You are here

Old Dutch Capuchine Pigeon

Columba livia domestica
Conservation Status: 
Not evaluated
They have no natural range
Rock Doves are naturally found on rock faces, ledges in caves, and sea cliffs where birds nest. They have adapted to living in an urban environment where food is abundant
Pigeons and doves have been under human care for thousands of years, blurring the lines between wild and domestic varieties due to significant overlap. There is no scientific difference between pigeons and doves, so the bird that we all know as a city pigeon is actually called the Rock Dove.  They feed mainly on plants, including grains, seeds, and fruit, but they are adaptable to many different food sources.
These birds form monogamous pairs and cooperate in most aspects of breeding. They make famously flimsy nests, which are mostly built to keep eggs from rolling off the cliff faces where they naturally nest. Young pigeons, known as squeakers or squabs, are fed "crop milk," a nutritious substance produced in the parent's throat. Young squabs scrape the milk from their parents' throats for the first few days of life, after which they start to eat regurgitated food from the parents.
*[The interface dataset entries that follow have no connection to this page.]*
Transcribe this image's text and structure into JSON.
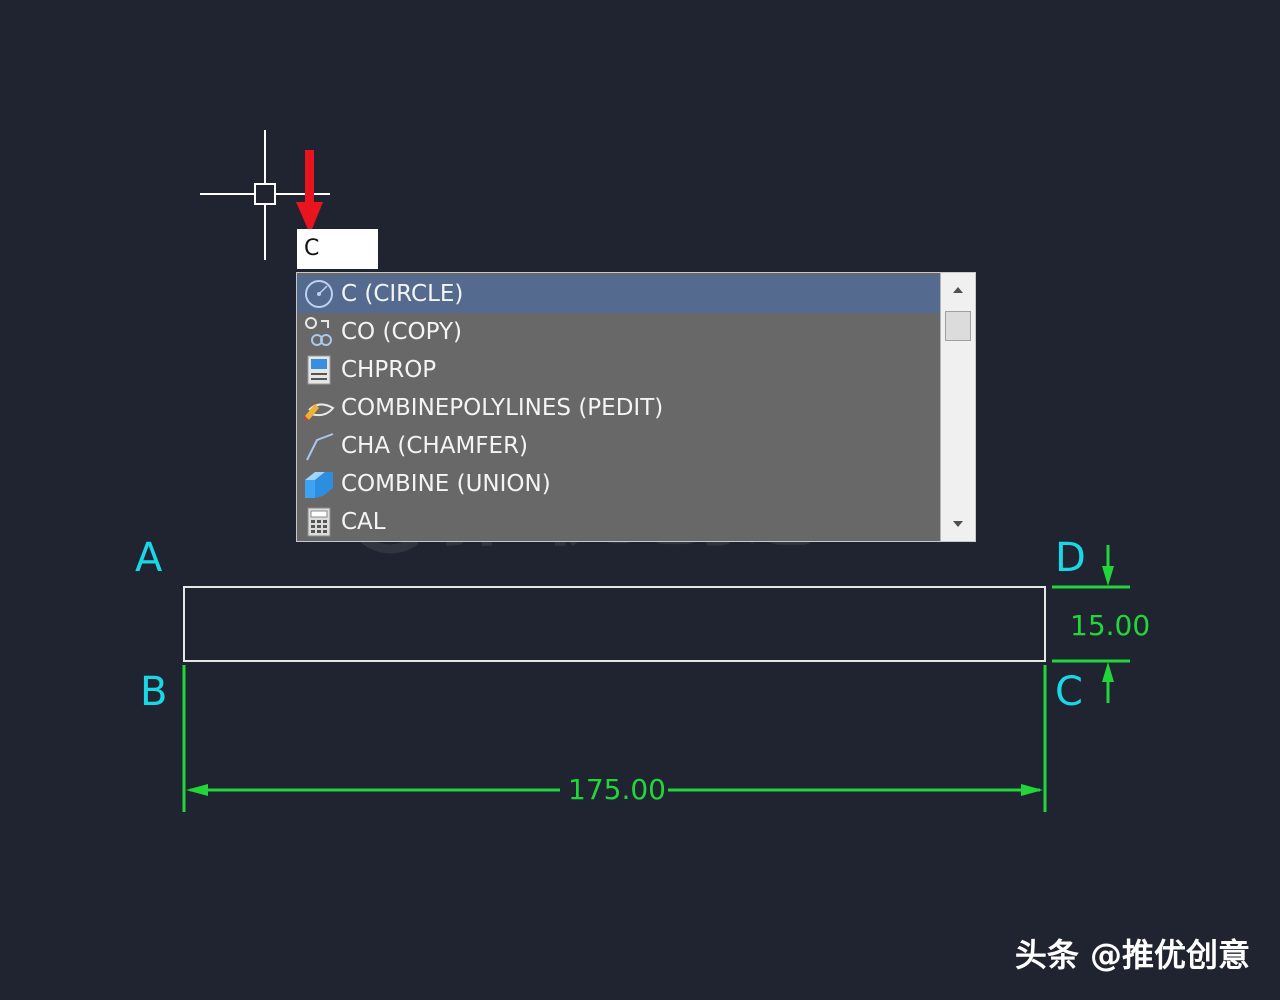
{
  "command_input": {
    "value": "C"
  },
  "autocomplete": {
    "items": [
      {
        "label": "C (CIRCLE)",
        "icon": "circle-icon",
        "selected": true
      },
      {
        "label": "CO (COPY)",
        "icon": "copy-icon",
        "selected": false
      },
      {
        "label": "CHPROP",
        "icon": "properties-icon",
        "selected": false
      },
      {
        "label": "COMBINEPOLYLINES (PEDIT)",
        "icon": "polyline-edit-icon",
        "selected": false
      },
      {
        "label": "CHA (CHAMFER)",
        "icon": "chamfer-icon",
        "selected": false
      },
      {
        "label": "COMBINE (UNION)",
        "icon": "union-icon",
        "selected": false
      },
      {
        "label": "CAL",
        "icon": "calculator-icon",
        "selected": false
      }
    ]
  },
  "drawing": {
    "points": {
      "a": "A",
      "b": "B",
      "c": "C",
      "d": "D"
    },
    "width_dimension": "175.00",
    "height_dimension": "15.00"
  },
  "watermark": "@推优创意",
  "footer_credit": "头条 @推优创意",
  "colors": {
    "background": "#1f2430",
    "point_label": "#19d7e6",
    "dimension": "#22d63a",
    "selection": "#546a8e",
    "arrow": "#e8141e"
  }
}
Unusual among birds, pigeons can drink while facing downward by creating suction with their beaks, a behavior not commonly observed in avian species.